> my direct reports meet with me periodically, and we have
> conversations about things they are struggling with. These conversations
> sometimes result in a mutual agreement to pursue some course of action,
> and attempt to learn from the consequences. We call these responsible
> experiments, and we track them like little projects. Later, we try to
> reach agreement on what we have learned if anything, and frequently we
> share the learnings with others.
> Is this evaluation, judgement, and feedback? I guess so. I think of it
> as applying the scientific method to 'life'. It's actually fun, and it is
> a success as long as people are willing to think, analyze, learn, and try.
I really liked your "responsible experiments" concept and the regular
discussions in which they are formulated. I would think that the
willingness of people to "think, analyze, learn, and try" is a big factor,

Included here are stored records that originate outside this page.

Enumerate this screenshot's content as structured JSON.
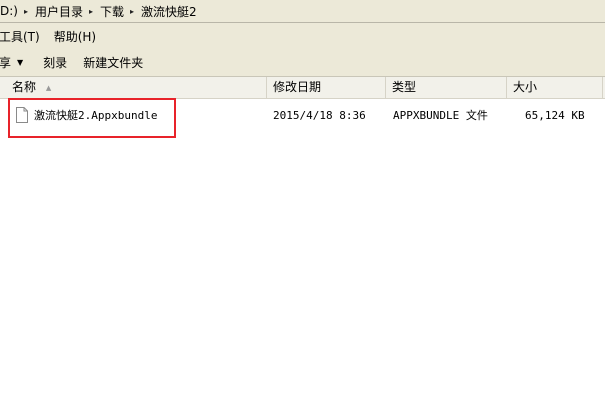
{
  "address": {
    "crumbs": [
      "D:)",
      "用户目录",
      "下载",
      "激流快艇2"
    ],
    "separator": "▸"
  },
  "menu": {
    "items": [
      "工具(T)",
      "帮助(H)"
    ]
  },
  "toolbar": {
    "share_label": "享",
    "burn_label": "刻录",
    "new_folder_label": "新建文件夹"
  },
  "columns": {
    "name": "名称",
    "date": "修改日期",
    "type": "类型",
    "size": "大小"
  },
  "files": [
    {
      "name": "激流快艇2.Appxbundle",
      "date": "2015/4/18 8:36",
      "type": "APPXBUNDLE 文件",
      "size": "65,124 KB"
    }
  ],
  "colors": {
    "highlight": "#e8232a",
    "chrome": "#ece9d8"
  }
}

though, and I would also guess that you have created a relationship with
your supervisees in which they feel comfortable to explore and expose

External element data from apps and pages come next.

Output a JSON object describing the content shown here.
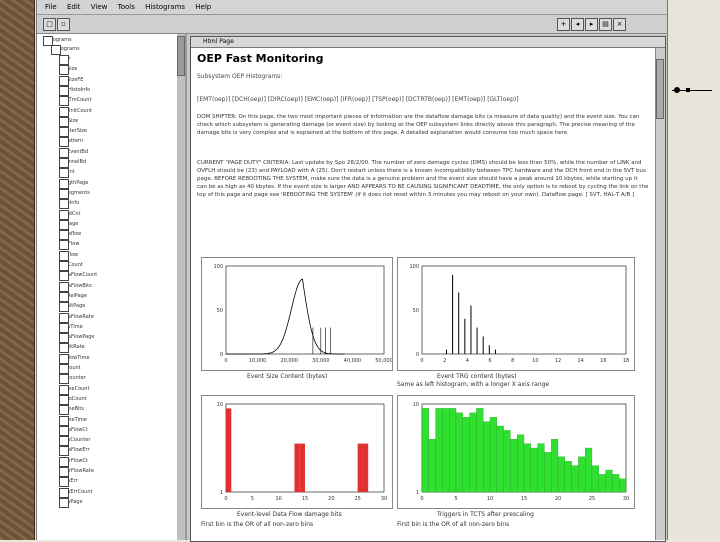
{
  "menu": {
    "items": [
      "File",
      "Edit",
      "View",
      "Tools",
      "Histograms",
      "Help"
    ]
  },
  "tree": {
    "root": "Histograms",
    "child": "Histograms",
    "items": [
      "Sbar",
      "EvtSize",
      "EvtSizeFE",
      "TrigHistoInfo",
      "BadTmCount",
      "PatUnitCount",
      "OvrSize",
      "ClusterSize",
      "CsPattern",
      "EvtEventBd",
      "ChannelBd",
      "ErrCnt",
      "LengthPage",
      "FeSegments",
      "TrSgInfo",
      "WordCnt",
      "GtlPage",
      "Dataflow",
      "HdrFlow",
      "FllrFlow",
      "HdrCount",
      "DataFlowCount",
      "DataFlowBits",
      "EvtRelPage",
      "TrgBitPage",
      "DataFlowRate",
      "FlowTime",
      "DataFlowPage",
      "TrgBitRate",
      "BitFlowTime",
      "BitCount",
      "BitCounter",
      "FrameCount",
      "HistoCount",
      "FrameBits",
      "FrameTime",
      "DataFlowCt",
      "FlowCounter",
      "DataFlowErr",
      "OverFlowCt",
      "OverFlowRate",
      "FlowErr",
      "FlowErrCount",
      "FlowPage"
    ]
  },
  "html_window": {
    "title": "Html Page",
    "heading": "OEP Fast Monitoring",
    "subtitle": "Subsystem OEP Histograms:",
    "links": "[EMT(oep)] [DCH(oep)] [DIRC(oep)] [EMC(oep)] [IFR(oep)] [TSP(oep)] [DCTRTB(oep)] [EMT(oep)] [GLT(oep)]",
    "para1": "DOM SHIFTER: On this page, the two most important pieces of information are the dataflow damage bits (a measure of data quality) and the event size. You can check which subsystem is generating damage (or event size) by looking at the OEP subsystem links directly above this paragraph. The precise meaning of the damage bits is very complex and is explained at the bottom of this page. A detailed explanation would consume too much space here.",
    "para2": "CURRENT \"PAGE DUTY\" CRITERIA: Last update by Spo 28/2/00. The number of zero damage cycles (DMS) should be less than 50%, while the number of LINK and OVFLH should be (23) and PAYLOAD with A (25). Don't restart unless there is a known incompatibility between TPC hardware and the DCH front end in the SVT bus page. BEFORE REBOOTING THE SYSTEM, make sure the data is a genuine problem and the event size should have a peak around 10 kbytes, while starting up it can be as high as 40 kbytes. If the event size is larger AND APPEARS TO BE CAUSING SIGNIFICANT DEADTIME, the only option is to reboot by cycling the link on the top of this page and page see 'REBOOTING THE SYSTEM' (if it does not reset within 3 minutes you may reboot on your own). Dataflow page: [ SVT, HAL-T A/B ]",
    "plots": [
      {
        "ylabels": [
          "100",
          "50",
          "0"
        ],
        "xlabels": [
          "0",
          "10,000",
          "20,000",
          "30,000",
          "40,000",
          "50,000"
        ],
        "caption": "Event Size Content (bytes)"
      },
      {
        "ylabels": [
          "100",
          "50",
          "0"
        ],
        "xlabels": [
          "0",
          "2",
          "4",
          "6",
          "8",
          "10",
          "12",
          "14",
          "16",
          "18"
        ],
        "caption": "Event TRG content (bytes)"
      },
      {
        "ylabels": [
          "10",
          "1"
        ],
        "xlabels": [
          "0",
          "5",
          "10",
          "15",
          "20",
          "25",
          "30"
        ],
        "caption": "Event-level Data Flow damage bits"
      },
      {
        "ylabels": [
          "10",
          "1"
        ],
        "xlabels": [
          "0",
          "5",
          "10",
          "15",
          "20",
          "25",
          "30"
        ],
        "caption": "Triggers in TCTS after prescaling"
      }
    ],
    "caption2_extra": "Same as left histogram, with a longer X axis range",
    "footer_left": "First bin is the OR of all non-zero bins",
    "footer_right": "First bin is the OR of all non-zero bins"
  },
  "colors": {
    "red_bars": "#e03030",
    "green_bars": "#30e030"
  }
}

areas that they are not sure about.
I wonder if you might comment on how you established that relationship at
first, and how you address the issue with the individuals who lag behind
in their trust and their willingness to participate in the process.
Jeff Brooks <BrooksJeff@AOL.com>
Learning-org -- An Internet Dialog on Learning Organizations For info: <firstname.lastname@example.org> -or- <http://world.std.com/~lo/>